Monday, August 5, 2013 2 Comments
“Too many people don’t care what happens
so long as it doesn’t happen to them.”
~ William Howard Taft
“Always do right; this will gratify some people
and astonish the rest.”
~ Mark Twain
Throwing down the Gauntlet:
a challenge to ADD professionals
by Madelyn Griffith-Haynie, CTP, CMC, ACT, MCC, SCAC
Brain-based Coaches for Brain-based Symptoms
As we learned in an earlier article in this series, TBI Part I, neuropsychological impairments caused by brain injury may be characterized in terms of three functional systems, foundational in the Challenges of ADD Spectrum dysregulations as well as those of the community of those who have experienced Traumatic Brain Injuries of various sorts.

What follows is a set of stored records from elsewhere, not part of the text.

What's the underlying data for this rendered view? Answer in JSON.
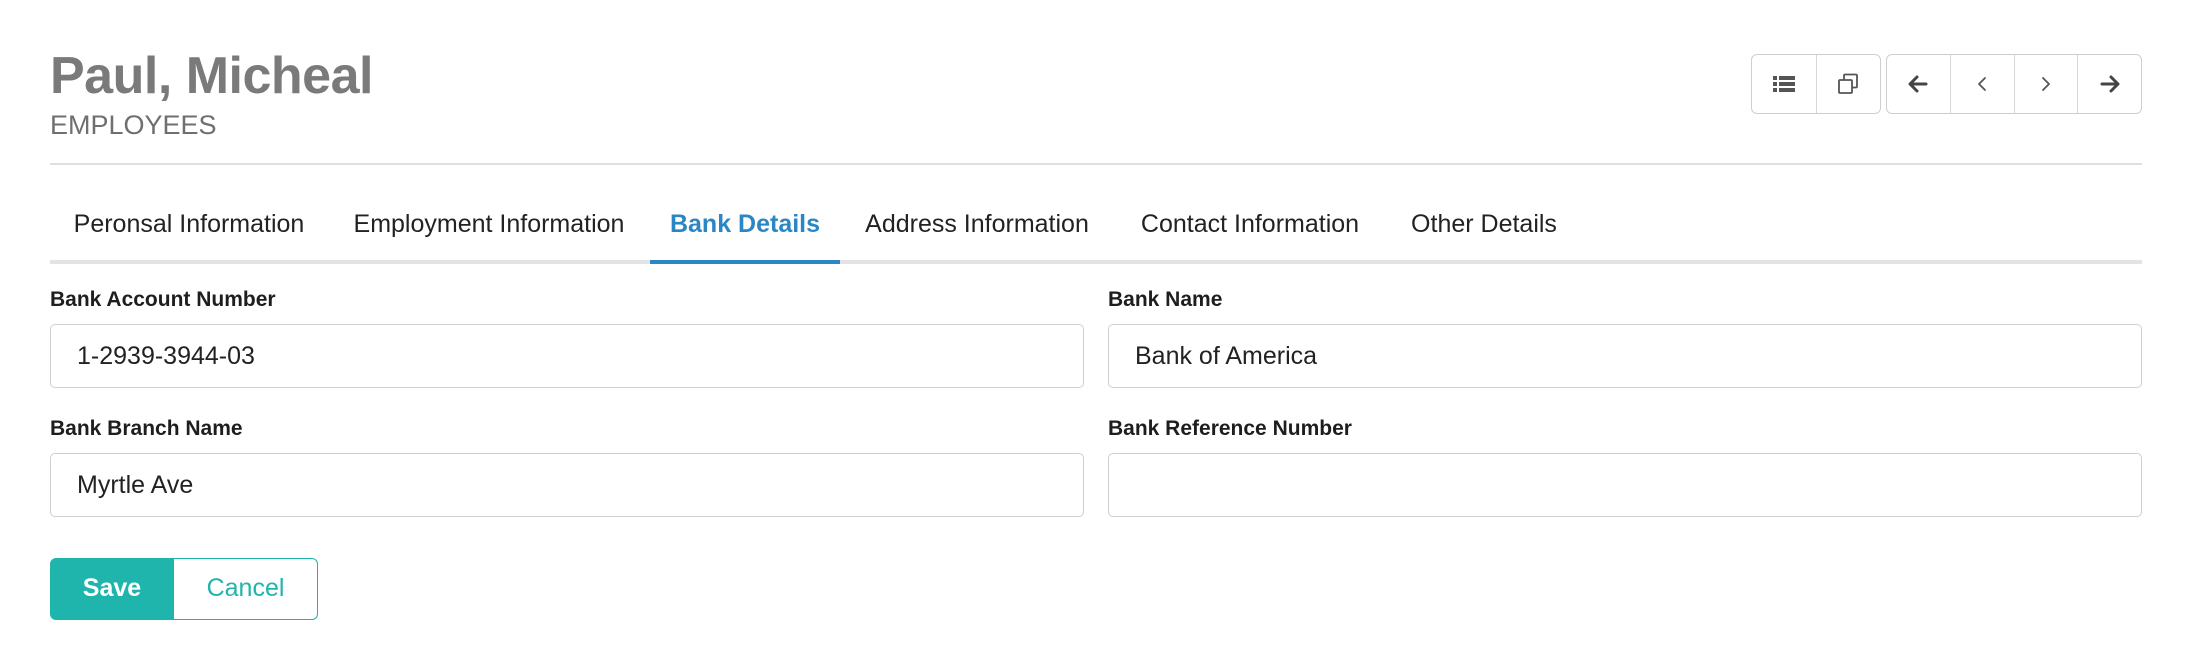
{
  "header": {
    "title": "Paul, Micheal",
    "subtitle": "EMPLOYEES"
  },
  "toolbar": {
    "buttons": [
      {
        "icon": "list-icon"
      },
      {
        "icon": "copy-icon"
      },
      {
        "icon": "arrow-left-icon"
      },
      {
        "icon": "chevron-left-icon"
      },
      {
        "icon": "chevron-right-icon"
      },
      {
        "icon": "arrow-right-icon"
      }
    ]
  },
  "tabs": [
    {
      "label": "Peronsal Information",
      "active": false
    },
    {
      "label": "Employment Information",
      "active": false
    },
    {
      "label": "Bank Details",
      "active": true
    },
    {
      "label": "Address Information",
      "active": false
    },
    {
      "label": "Contact Information",
      "active": false
    },
    {
      "label": "Other Details",
      "active": false
    }
  ],
  "form": {
    "bank_account_number": {
      "label": "Bank Account Number",
      "value": "1-2939-3944-03"
    },
    "bank_name": {
      "label": "Bank Name",
      "value": "Bank of America"
    },
    "bank_branch_name": {
      "label": "Bank Branch Name",
      "value": "Myrtle Ave"
    },
    "bank_reference_number": {
      "label": "Bank Reference Number",
      "value": ""
    }
  },
  "actions": {
    "save_label": "Save",
    "cancel_label": "Cancel"
  },
  "colors": {
    "accent_tab": "#2b86c5",
    "primary_button": "#1fb5ac",
    "title_gray": "#7a7a7a"
  }
}
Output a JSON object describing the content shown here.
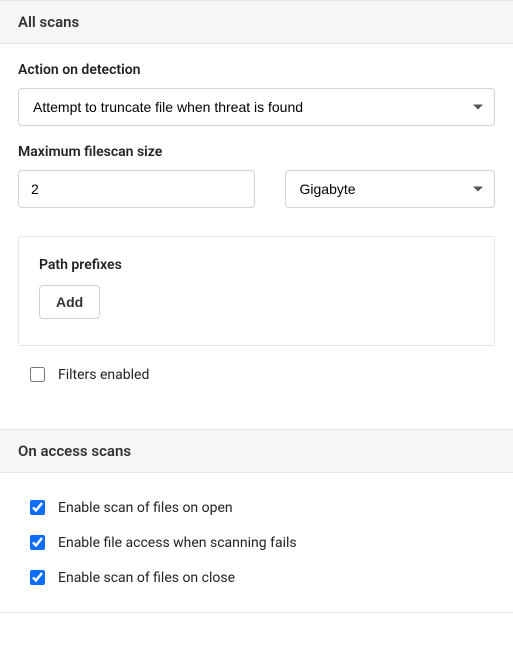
{
  "allScans": {
    "header": "All scans",
    "actionLabel": "Action on detection",
    "actionValue": "Attempt to truncate file when threat is found",
    "maxSizeLabel": "Maximum filescan size",
    "maxSizeValue": "2",
    "maxSizeUnit": "Gigabyte",
    "pathPrefixesLabel": "Path prefixes",
    "addButton": "Add",
    "filtersEnabledLabel": "Filters enabled",
    "filtersEnabledChecked": false
  },
  "onAccess": {
    "header": "On access scans",
    "options": [
      {
        "label": "Enable scan of files on open",
        "checked": true
      },
      {
        "label": "Enable file access when scanning fails",
        "checked": true
      },
      {
        "label": "Enable scan of files on close",
        "checked": true
      }
    ]
  }
}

(1) intellect, which is the information-handling aspect of behavior;
(2) emotionality, which concerns feelings and motivations; and
(3) control, which has to do with how behavior is expressed.

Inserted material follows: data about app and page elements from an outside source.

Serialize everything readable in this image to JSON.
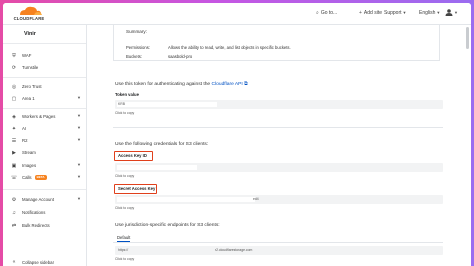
{
  "header": {
    "logo_text": "CLOUDFLARE",
    "search_label": "Go to...",
    "add_site_label": "Add site",
    "support_label": "Support",
    "language_label": "English"
  },
  "sidebar": {
    "account_name": "Vinir",
    "items": [
      {
        "label": "WAF",
        "icon": "waf-icon"
      },
      {
        "label": "Turnstile",
        "icon": "turnstile-icon"
      },
      {
        "label": "Zero Trust",
        "icon": "zero-trust-icon"
      },
      {
        "label": "Area 1",
        "icon": "area1-icon"
      },
      {
        "label": "Workers & Pages",
        "icon": "workers-icon"
      },
      {
        "label": "AI",
        "icon": "ai-icon"
      },
      {
        "label": "R2",
        "icon": "r2-icon"
      },
      {
        "label": "Stream",
        "icon": "stream-icon"
      },
      {
        "label": "Images",
        "icon": "images-icon"
      },
      {
        "label": "Calls",
        "icon": "calls-icon",
        "badge": "BETA"
      },
      {
        "label": "Manage Account",
        "icon": "manage-account-icon"
      },
      {
        "label": "Notifications",
        "icon": "notifications-icon"
      },
      {
        "label": "Bulk Redirects",
        "icon": "bulk-redirects-icon"
      }
    ],
    "collapse_label": "Collapse sidebar"
  },
  "summary": {
    "title": "Summary:",
    "permissions_label": "Permissions:",
    "permissions_value": "Allows the ability to read, write, and list objects in specific buckets.",
    "buckets_label": "Buckets:",
    "buckets_value": "saasbold-pro"
  },
  "api_token": {
    "description": "Use this token for authenticating against the",
    "link_text": "Cloudflare API",
    "label": "Token value",
    "value": "KRB",
    "copy_label": "Click to copy"
  },
  "s3": {
    "description": "Use the following credentials for S3 clients:",
    "access_key_label": "Access Key ID",
    "access_key_copy": "Click to copy",
    "secret_key_label": "Secret Access Key",
    "secret_key_tail": "ed4",
    "secret_key_copy": "Click to copy"
  },
  "endpoints": {
    "description": "Use jurisdiction-specific endpoints for S3 clients:",
    "tab_label": "Default",
    "endpoint_prefix": "https://",
    "endpoint_host": "r2.cloudflarestorage.com",
    "copy_label": "Click to copy"
  },
  "colors": {
    "accent": "#f6821f",
    "link": "#0051c3",
    "highlight": "#e0401c"
  }
}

Source: Neuropsychological Assessment, 3nd Ed., 1995, by Muriel D. Lezak
Remember also that, according to the
Brain Wellness and BioFeedback Center of Washington, D.C.
there is substantial overlap in the symptoms that are diagnostic
for both MTBI* and ADD.
“Overlap” commonly includes trouble with some or all of the following:
- distraction hypersensitivity
- short-term memory
– and occasionally –
- impaired social skills, and
- mood swings
These observations are supported by quantitative data from brain imaging studies with children and adults diagnosed with ADD/ADHD. Single photon emission computed tomography [SPECT] and positron emission tomography [PET] scan studies show decreased metabolism in many areas of the brain that are involved in various cognitive processes including attentional, inhibitory, and decision making behaviors.
*MTB - “Mild Traumatic Brain Injury,” a term that has fallen into disfavor because there is nothing mild about it’s cognitive after-effects. Research has shown that even a “mild” case of TBI can result in long-lasting neurological issues that include slowing of cognitive processes, confusion, chronic headache, post traumatic stress disorder and depression.